The magnitude of the increase in food shortages -- and, in some cases, outright hunger -- identified in the report startled even the nation's leading anti-poverty advocates, who have grown accustomed to longer lines lately at food banks and soup kitchens. The findings also intensify pressure on the White House to fulfill a pledge to stamp out childhood hunger made by President Obama, who called the report "unsettling."_________________________________________
(Amy Goldstein, Washington Post, 11/17/09)
Every morning I get email alerts from the Big Papers about stories they've published that day. Yesterday I was skimming the list of articles in the Washington Post, and I saw this: America's Economic Pain Brings Hunger Pangs.
I read the story and was, as anticipated, duly appalled beyond belief. This is America and we're talking about hungry people numbering in the millions. "Hungry" does not mean starving. It means a scarcity of food. It means food this morning but what about tonight? It means food today, but what about tomorrow? It means a rumbling in the stomach because food has to be rationed. It means that as a country we're following a road we thought we had left behind.

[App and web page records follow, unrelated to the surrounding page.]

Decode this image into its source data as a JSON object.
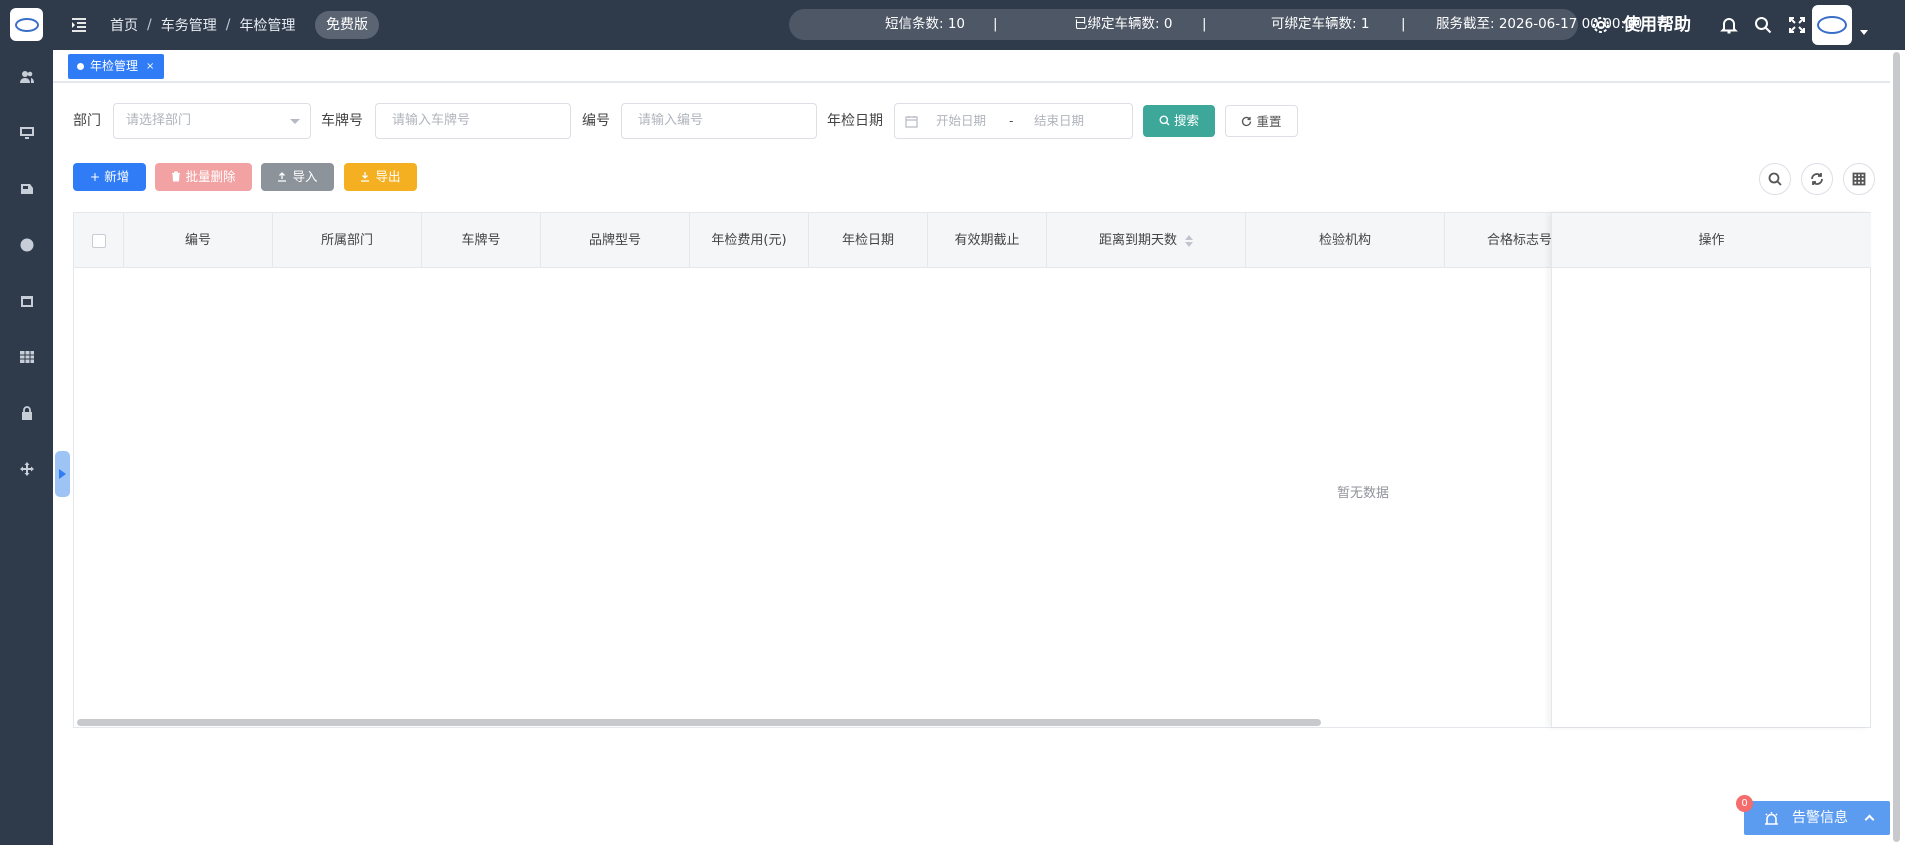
{
  "header": {
    "breadcrumb": [
      "首页",
      "车务管理",
      "年检管理"
    ],
    "breadcrumb_sep": "/",
    "edition_badge": "免费版",
    "stats": {
      "sms": "短信条数: 10",
      "bound": "已绑定车辆数: 0",
      "bindable": "可绑定车辆数: 1",
      "service": "服务截至: 2026-06-17 00:00:00",
      "divider": "|"
    },
    "help_label": "使用帮助"
  },
  "tags": {
    "active_label": "年检管理",
    "close_glyph": "×"
  },
  "filters": {
    "dept_label": "部门",
    "dept_placeholder": "请选择部门",
    "plate_label": "车牌号",
    "plate_placeholder": "请输入车牌号",
    "code_label": "编号",
    "code_placeholder": "请输入编号",
    "date_label": "年检日期",
    "date_start_placeholder": "开始日期",
    "date_sep": "-",
    "date_end_placeholder": "结束日期",
    "search_label": "搜索",
    "reset_label": "重置"
  },
  "toolbar": {
    "add_label": "+ 新增",
    "batch_delete_label": "批量删除",
    "import_label": "导入",
    "export_label": "导出"
  },
  "table": {
    "columns": [
      "编号",
      "所属部门",
      "车牌号",
      "品牌型号",
      "年检费用(元)",
      "年检日期",
      "有效期截止",
      "距离到期天数",
      "检验机构",
      "合格标志号"
    ],
    "action_column": "操作",
    "empty_text": "暂无数据"
  },
  "alarm": {
    "label": "告警信息",
    "count": "0"
  },
  "colors": {
    "sidebar": "#2f3a4b",
    "primary": "#2f7cf6",
    "search": "#3da79a",
    "danger_light": "#f2a2a2",
    "export": "#f5b021"
  }
}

Children in Soup Line - 1930s
This week is National Hunger and Homeless Awareness week--not that anyone would notice. The unofficial event is coordinated and co-sponsored by the National Coalition for the Homeless and the National Student Campaign Against Hunger and Homelessness. (In order for it to be official, somebody in the ranks of government would have to recognize hunger and homelessness as a real problem. Though Obama called the hunger report "unsettling", I don't see any emergency mobilizing going on. It's simply another report among many that causes them to shake their heads and make promises they sincerely believe in, but about which they have no idea how to even begin addressing.)

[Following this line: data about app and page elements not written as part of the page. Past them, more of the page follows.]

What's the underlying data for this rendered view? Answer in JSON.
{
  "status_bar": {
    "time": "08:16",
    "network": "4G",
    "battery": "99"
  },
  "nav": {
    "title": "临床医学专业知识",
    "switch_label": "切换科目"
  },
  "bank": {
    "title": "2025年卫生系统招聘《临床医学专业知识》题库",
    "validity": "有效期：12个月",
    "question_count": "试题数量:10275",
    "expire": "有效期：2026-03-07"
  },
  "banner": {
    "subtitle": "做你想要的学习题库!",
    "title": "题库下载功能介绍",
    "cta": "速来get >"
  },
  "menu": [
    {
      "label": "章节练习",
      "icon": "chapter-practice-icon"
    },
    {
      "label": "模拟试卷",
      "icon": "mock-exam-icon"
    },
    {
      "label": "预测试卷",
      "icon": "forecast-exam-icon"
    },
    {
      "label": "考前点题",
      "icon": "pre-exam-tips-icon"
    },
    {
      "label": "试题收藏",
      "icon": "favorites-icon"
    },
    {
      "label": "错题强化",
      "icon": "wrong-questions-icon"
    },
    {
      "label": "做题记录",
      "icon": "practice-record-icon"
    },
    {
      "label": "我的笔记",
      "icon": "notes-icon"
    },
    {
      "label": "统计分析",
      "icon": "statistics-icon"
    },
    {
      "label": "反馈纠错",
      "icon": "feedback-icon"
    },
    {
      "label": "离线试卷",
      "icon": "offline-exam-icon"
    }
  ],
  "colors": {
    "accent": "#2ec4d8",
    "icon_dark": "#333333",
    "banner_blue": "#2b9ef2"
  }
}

This is the first paragraph of Goldstein's article: "The nation's economic crisis has catapulted the number of Americans who lack enough food to the highest level since the government has been keeping track, according to a new federal report, which shows that nearly 50 million people -- including almost one child in four -- struggled last year to get enough to eat."
Fifty million people, including one child in four, didn't have enough to eat last year. You can cite rampant unemployment, you can blame illegals, you can certainly put the finger on outsourcing and off-shoring, but the report touches on a major factor that nobody wants to talk about: insufficient wages.
"The report's main author at USDA, Mark Nord, noted that other recent research by the agency has found that most families in which food is scarce contain at least one adult with a full-time job, suggesting that the problem lies at least partly in wages, not entirely an absence of work."
So while we talk about "joblessness" and the impact of hundreds of thousands of jobs lost each and every month, we tend to forget that homelessness and hunger also comes to people struggling to make a living in a job market that is increasingly hostile to them and to their families. There are working people living in their cars, for God's sake.
When millions of able-bodied workers with practical skills and functioning brains are reduced to fighting for menial jobs that pay peanuts, under circumstances that not a one of us could have foreseen even 10 years ago, we have to finally admit that for most of us, life in America is not the recurring pleasant dream but the absolute nightmare.
So here I go again: Jobs, jobs, jobs that pay, pay, pay. . . a living wage, dammit. We can start like this:
We can build factories and roads and bridges and schools and libraries and railroad stations and we can fill those places with art by American artists. We can put our young people to work maintaining and creating parks and waysides and scenic overlooks. And we can send our best writers and photographers out on the road to chronicle the Second Coming of the Great Depression. This is history in the making, and it is history repeating itself. These are real people who, many of them, come from families who were in this place before. Many of them worked hard and created a life swank in the middle class, only to be dropped back into the dark places of their forebears. I'm guessing they're ready and eager to get to work.
It goes without saying that we will need to pay our people a living wage for the necessary work they do. But in turn, they will once again be able to pay their fair share of taxes, they will once again be consumers, and they will once again be shareholders in an America that welcomes and rewards their efforts.
But in the meantime we have to feed people who don't have enough food, we have to house people who are homeless (even as their former homes sit empty), and we have to stop pretending that millions of people without hope for a future is a situation that, given enough time, will right itself.
It's not going to happen without a whole lot of pushing and shoving. The very thought of a New New Deal sends Corporate America reaching for their buggy-whips. Back! Back! You can have our billions when you pry it from our cold, dead hands!
So. All Right. There's a crowbar around here somewhere. . .